[Items from an interface collection]
■ ■ ■ ■ ■
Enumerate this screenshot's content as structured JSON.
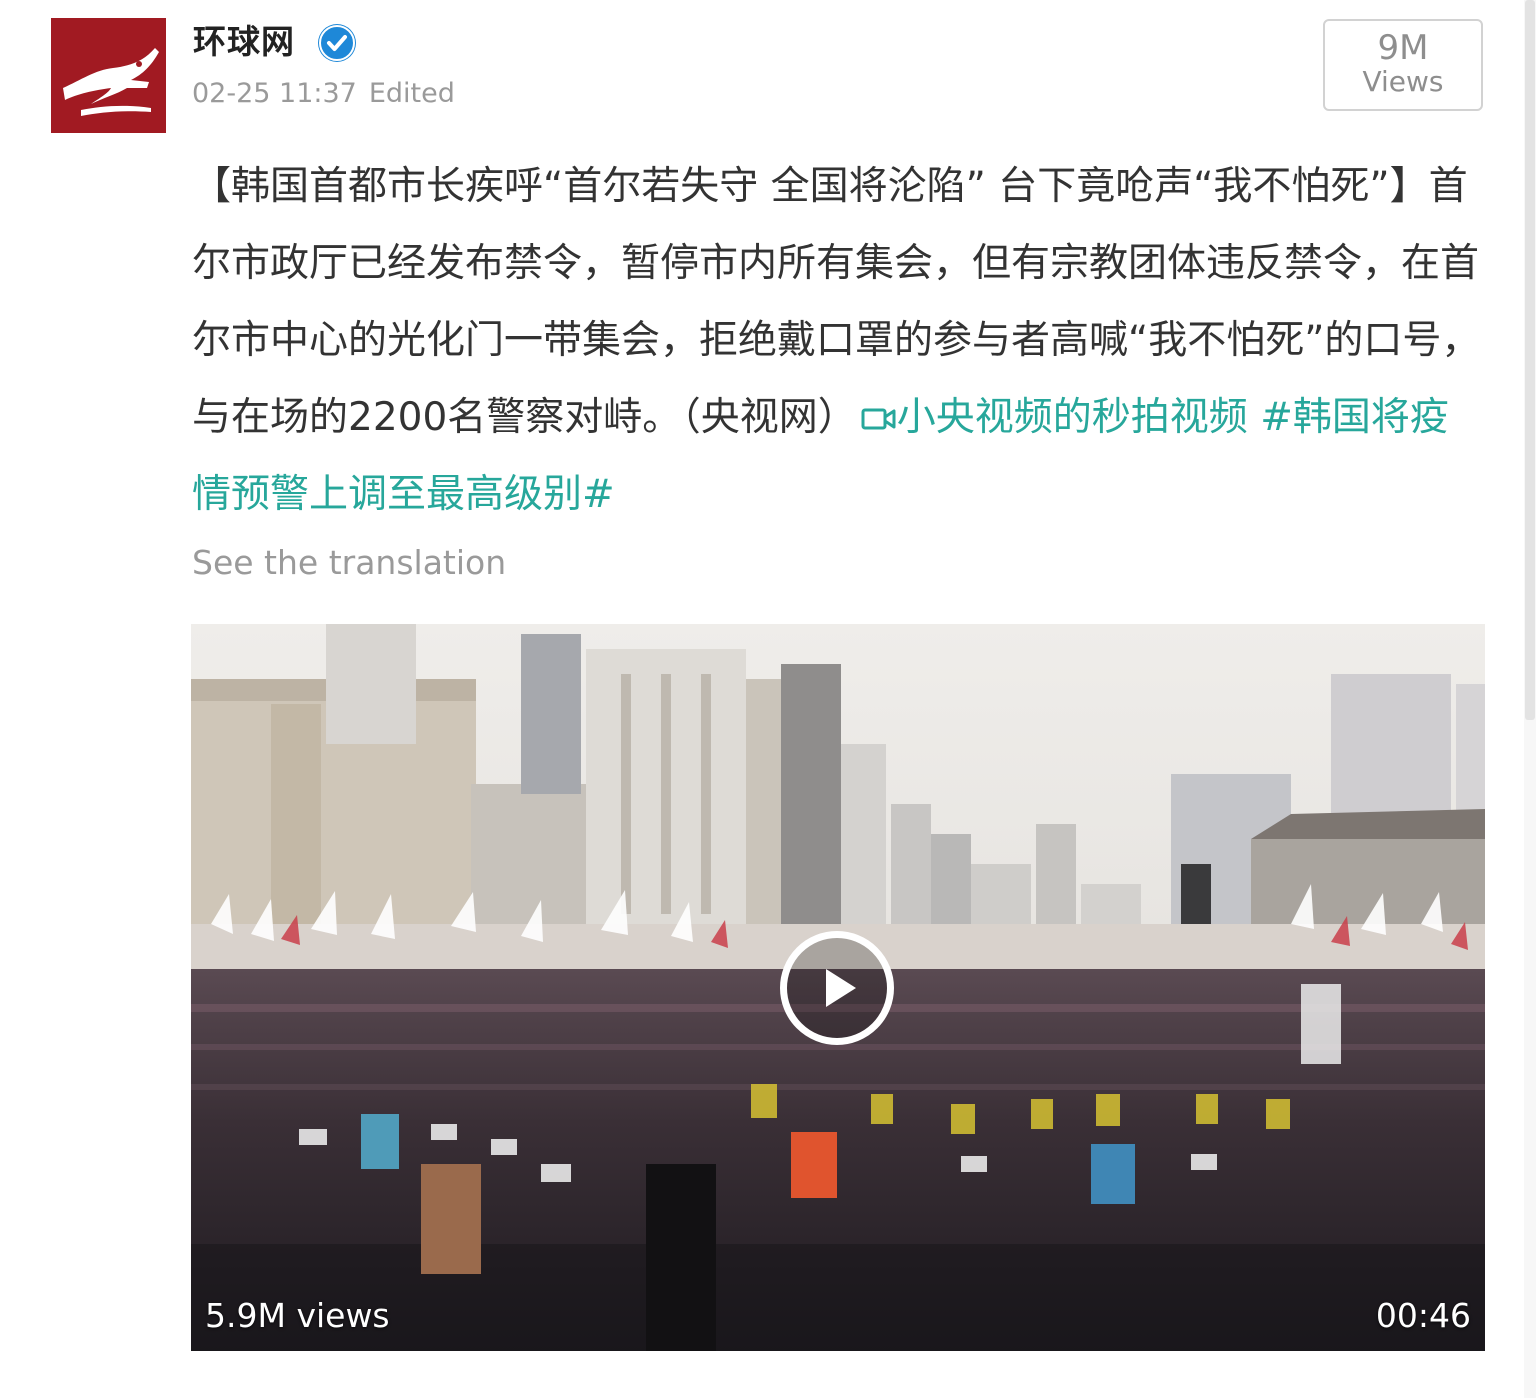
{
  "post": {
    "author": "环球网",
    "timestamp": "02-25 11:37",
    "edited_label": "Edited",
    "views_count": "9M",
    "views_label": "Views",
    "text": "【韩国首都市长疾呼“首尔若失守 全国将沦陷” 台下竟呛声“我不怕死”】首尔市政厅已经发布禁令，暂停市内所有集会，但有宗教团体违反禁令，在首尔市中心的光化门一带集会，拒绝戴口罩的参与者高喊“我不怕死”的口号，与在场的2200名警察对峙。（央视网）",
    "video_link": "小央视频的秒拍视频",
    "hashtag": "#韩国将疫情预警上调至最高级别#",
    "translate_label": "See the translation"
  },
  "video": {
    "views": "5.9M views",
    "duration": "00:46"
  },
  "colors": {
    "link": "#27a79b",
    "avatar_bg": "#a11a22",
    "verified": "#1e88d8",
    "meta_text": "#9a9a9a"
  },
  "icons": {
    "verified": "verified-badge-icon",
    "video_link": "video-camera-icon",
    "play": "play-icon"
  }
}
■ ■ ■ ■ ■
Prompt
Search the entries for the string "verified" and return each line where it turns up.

Finished task
    "verified": "#1e88d8",
    "verified": "verified-badge-icon",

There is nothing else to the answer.